We shouldn’t let ideology of hate consume us
Politically motivated violence is a recurrent challenge in many countries.
Sadly, youth play a prominent role in perpetrating it. Throughout history, they have been recruited into armies, militia, criminal gangs and extremist entities.
According to United Nations Children’s Fund (Unicef), while youth are often perpetrators of violence, a majority of them choose not to get involved but still remain vulnerable to political incitement and extremist influences.
This was amply demonstrated in a 2011 report by humanitarian agency, Mercy Corps, which revealed that over 70 per cent of perpetrators of 2007/8 post-election violence in Kenya were youth.
And while only five per cent were actually involved in the conflict, a majority of victims were young Kenyans.
Since 1990s, political violence in Kenya has been a regular feature of election cycles.
Politicians often resort to violence to intimidate opponents and voters.

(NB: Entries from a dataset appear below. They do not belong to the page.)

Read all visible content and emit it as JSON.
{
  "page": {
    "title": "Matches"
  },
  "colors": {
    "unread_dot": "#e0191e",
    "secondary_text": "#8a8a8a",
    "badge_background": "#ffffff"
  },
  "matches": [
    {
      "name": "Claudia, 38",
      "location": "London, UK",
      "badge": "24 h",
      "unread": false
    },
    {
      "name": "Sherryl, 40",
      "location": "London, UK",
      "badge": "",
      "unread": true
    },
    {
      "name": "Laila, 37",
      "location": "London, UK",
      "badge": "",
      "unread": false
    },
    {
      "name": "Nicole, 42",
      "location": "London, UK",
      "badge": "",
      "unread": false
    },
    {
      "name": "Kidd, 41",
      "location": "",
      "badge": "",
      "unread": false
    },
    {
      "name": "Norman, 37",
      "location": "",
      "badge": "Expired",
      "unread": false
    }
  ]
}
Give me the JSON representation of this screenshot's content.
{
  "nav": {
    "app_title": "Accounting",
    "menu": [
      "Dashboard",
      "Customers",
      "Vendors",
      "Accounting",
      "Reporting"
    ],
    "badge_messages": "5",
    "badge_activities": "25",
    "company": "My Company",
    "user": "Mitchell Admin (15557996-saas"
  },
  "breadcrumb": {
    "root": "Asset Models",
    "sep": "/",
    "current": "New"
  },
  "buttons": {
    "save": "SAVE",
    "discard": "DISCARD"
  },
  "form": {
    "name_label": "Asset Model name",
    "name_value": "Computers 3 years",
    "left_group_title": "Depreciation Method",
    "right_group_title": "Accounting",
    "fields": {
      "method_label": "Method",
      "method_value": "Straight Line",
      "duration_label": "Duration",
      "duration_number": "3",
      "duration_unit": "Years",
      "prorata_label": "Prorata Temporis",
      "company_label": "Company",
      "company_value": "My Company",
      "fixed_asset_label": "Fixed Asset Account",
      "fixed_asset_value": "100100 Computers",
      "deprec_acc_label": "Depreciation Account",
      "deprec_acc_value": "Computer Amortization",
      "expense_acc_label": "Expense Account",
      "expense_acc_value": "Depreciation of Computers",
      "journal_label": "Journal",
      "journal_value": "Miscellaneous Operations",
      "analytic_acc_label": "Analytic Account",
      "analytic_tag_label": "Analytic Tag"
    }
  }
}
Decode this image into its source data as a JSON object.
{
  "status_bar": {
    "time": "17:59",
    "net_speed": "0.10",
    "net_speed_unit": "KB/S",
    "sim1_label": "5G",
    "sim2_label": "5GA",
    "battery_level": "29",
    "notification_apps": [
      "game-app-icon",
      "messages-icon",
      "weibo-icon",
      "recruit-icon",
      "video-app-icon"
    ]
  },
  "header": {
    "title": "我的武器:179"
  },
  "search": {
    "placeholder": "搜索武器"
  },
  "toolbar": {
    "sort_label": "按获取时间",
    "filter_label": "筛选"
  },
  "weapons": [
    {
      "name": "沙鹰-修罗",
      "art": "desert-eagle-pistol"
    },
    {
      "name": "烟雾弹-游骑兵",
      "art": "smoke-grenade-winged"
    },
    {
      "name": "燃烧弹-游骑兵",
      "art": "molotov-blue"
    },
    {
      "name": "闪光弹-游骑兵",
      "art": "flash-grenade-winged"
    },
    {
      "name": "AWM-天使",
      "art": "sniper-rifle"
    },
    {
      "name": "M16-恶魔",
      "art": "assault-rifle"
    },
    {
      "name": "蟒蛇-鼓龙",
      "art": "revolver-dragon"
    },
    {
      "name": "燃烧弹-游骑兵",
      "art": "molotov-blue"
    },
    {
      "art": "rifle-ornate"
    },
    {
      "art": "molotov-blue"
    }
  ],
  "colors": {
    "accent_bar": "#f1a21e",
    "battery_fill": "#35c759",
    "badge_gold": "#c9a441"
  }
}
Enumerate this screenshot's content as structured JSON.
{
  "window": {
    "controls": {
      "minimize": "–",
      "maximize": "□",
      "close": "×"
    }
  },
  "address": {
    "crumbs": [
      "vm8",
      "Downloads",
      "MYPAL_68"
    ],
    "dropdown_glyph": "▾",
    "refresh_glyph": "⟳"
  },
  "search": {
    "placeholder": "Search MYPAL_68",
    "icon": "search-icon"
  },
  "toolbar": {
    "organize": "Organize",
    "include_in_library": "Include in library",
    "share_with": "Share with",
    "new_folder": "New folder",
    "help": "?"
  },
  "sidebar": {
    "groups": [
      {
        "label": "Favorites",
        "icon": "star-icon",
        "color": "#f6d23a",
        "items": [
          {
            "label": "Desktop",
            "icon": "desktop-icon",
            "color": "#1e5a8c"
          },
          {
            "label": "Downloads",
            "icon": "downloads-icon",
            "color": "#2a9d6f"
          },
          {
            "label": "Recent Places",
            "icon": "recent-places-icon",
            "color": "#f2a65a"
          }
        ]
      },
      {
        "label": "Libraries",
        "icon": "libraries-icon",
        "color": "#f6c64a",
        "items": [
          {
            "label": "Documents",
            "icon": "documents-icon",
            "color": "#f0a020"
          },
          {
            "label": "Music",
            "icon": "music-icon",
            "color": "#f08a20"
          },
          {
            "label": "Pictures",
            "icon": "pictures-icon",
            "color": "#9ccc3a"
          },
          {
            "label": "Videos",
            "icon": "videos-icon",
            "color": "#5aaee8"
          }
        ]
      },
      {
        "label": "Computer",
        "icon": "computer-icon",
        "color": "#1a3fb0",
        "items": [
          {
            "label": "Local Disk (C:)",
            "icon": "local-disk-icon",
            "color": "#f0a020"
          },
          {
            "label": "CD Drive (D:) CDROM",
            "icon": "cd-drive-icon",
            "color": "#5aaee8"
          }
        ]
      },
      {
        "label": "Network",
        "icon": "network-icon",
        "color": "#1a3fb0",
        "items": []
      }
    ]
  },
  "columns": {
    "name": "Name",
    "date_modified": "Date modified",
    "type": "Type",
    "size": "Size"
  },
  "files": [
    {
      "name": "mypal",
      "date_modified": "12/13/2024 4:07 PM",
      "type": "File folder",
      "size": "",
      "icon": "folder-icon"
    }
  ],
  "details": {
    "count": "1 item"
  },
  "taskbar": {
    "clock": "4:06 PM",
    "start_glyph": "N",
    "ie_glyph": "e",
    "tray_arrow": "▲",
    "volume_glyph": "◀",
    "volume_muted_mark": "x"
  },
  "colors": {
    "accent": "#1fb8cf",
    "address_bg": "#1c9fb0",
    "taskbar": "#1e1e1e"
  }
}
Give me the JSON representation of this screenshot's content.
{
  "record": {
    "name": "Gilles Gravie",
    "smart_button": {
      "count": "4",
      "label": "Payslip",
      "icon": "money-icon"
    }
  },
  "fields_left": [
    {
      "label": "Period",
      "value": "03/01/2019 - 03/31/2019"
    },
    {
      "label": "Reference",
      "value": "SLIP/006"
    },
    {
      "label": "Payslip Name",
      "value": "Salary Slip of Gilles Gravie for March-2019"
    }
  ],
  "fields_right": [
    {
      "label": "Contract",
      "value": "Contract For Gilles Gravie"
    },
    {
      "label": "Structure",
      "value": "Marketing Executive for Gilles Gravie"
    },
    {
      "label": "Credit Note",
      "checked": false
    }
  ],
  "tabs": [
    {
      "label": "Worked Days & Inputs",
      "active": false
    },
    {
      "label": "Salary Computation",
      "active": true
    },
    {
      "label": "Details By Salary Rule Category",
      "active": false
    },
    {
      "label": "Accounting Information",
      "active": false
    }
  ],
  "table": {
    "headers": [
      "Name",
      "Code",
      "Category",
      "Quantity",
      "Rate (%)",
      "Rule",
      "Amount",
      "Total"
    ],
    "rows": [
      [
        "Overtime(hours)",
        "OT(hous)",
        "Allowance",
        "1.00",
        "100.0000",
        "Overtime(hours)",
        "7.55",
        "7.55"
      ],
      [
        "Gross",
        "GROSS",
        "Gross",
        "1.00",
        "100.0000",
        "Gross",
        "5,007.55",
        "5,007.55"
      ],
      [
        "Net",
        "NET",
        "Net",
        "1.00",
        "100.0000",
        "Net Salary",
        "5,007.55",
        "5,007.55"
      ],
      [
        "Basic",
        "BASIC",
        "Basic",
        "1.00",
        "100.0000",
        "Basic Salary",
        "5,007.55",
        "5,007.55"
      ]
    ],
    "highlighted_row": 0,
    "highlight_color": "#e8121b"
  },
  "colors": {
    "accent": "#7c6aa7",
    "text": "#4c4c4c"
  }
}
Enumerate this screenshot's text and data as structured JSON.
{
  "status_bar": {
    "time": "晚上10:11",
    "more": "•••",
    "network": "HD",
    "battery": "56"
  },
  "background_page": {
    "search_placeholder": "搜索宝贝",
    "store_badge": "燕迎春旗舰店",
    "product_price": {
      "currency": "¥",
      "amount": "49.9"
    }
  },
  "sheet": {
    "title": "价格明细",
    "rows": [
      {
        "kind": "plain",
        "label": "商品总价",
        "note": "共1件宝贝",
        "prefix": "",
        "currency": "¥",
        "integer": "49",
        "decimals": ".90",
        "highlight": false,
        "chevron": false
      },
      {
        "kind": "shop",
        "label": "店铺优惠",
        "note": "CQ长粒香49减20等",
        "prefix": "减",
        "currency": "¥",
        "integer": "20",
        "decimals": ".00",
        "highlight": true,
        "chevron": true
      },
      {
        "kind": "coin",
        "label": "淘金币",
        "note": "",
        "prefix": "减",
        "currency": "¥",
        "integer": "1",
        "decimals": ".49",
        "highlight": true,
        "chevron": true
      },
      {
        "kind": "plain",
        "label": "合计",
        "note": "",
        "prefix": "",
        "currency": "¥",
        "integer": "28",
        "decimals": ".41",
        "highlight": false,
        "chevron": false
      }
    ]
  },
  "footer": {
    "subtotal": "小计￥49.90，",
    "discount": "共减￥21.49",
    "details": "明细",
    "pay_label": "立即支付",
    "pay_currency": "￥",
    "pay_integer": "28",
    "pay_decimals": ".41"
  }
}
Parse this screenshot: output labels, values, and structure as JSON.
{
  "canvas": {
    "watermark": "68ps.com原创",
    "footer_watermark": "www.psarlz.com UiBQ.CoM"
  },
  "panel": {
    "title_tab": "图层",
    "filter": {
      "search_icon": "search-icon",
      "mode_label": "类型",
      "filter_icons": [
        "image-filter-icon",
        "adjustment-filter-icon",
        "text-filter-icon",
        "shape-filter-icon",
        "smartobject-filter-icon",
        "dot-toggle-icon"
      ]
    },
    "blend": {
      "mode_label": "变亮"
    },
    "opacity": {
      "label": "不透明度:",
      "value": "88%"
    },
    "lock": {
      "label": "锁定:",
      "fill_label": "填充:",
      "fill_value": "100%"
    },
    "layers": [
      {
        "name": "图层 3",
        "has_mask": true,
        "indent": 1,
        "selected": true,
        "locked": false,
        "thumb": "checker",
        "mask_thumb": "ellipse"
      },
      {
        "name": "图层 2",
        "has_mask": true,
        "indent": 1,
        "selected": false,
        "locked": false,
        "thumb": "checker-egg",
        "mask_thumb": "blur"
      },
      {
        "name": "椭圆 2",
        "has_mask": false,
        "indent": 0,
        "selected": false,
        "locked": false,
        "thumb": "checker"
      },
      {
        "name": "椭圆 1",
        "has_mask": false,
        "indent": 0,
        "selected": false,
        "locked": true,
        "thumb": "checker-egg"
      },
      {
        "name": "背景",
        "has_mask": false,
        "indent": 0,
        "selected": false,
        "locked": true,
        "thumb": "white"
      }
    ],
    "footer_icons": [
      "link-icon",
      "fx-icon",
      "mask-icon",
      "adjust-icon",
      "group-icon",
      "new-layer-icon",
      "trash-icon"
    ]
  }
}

The recent incident where two young Kenyans lost their lives in politically-instigated violence in Kenol area of Murang’a County is a case in point.
The incident is a painful reminder that youth remain susceptible to manipulation and incitement by irresponsible leaders.
While as expected the state responded swiftly by putting in place a raft of measures to curb cases of violent political activities in the country, there is need to effectively deal with socio-economic grievances such as unemployment and poverty, which predispose young people to extremism, and especially ‘youth empowerment’ as a political mobilisation tool.
While there is nothing wrong with empowering youth to improve their lives and play their rightful role in society, this ought to be well-structured, backed by appropriate policies and involving all stakeholders.
If left to politicians, consequences will be disastrous, as they could exploit grievances to radicalise youth with extreme political views that could lead to widespread violence.
As the largest social demographic, youth have not been spared the devastating socio-economic impact of Covid-19.
In fact, they constitute a huge vulnerable group that could easily fall prey to political machinations seeking to exploit their situation including lack or loss of jobs, reduced business opportunities, hunger and other challenges.
Of greater concern is extremist elements in and outside the country could capitalise on political violence to radicalise and recruit youth into global terrorism networks.
As Aya Chebbi, the African Union Youth Envoy says, “It is important to acknowledge that tendency toward violent extremism does not emerge in a vacuum.
Socio-economic and political marginalisation, and disaffection of youth on the African continent and around the world are catalysts for joining violent extremism.”
Experts warn that a sizeable population of idle and unemployed youth offers a perfect breeding ground for extremism.
However, while it may not always lead to violent outcomes, it could fuel political instability and mistrust among communities.
Radicalisation of youth into violence could also lead to increased criminal gangs and militia.
Significantly, the ongoing involvement of youth in political violence undermines the National Strategy to Counter Violent Extremism, which has a mechanism for engaging local communities at counties level in preventing and countering extremism.
We must strive to uproot the insidious ideology of hate and violence before it consumes us all.
We must learn from history that youth are at the greatest risk of falling victim to the merchants of political violence. — The writer is Advocate and Partner at Viva Africa Consulting Ltd — [email protected]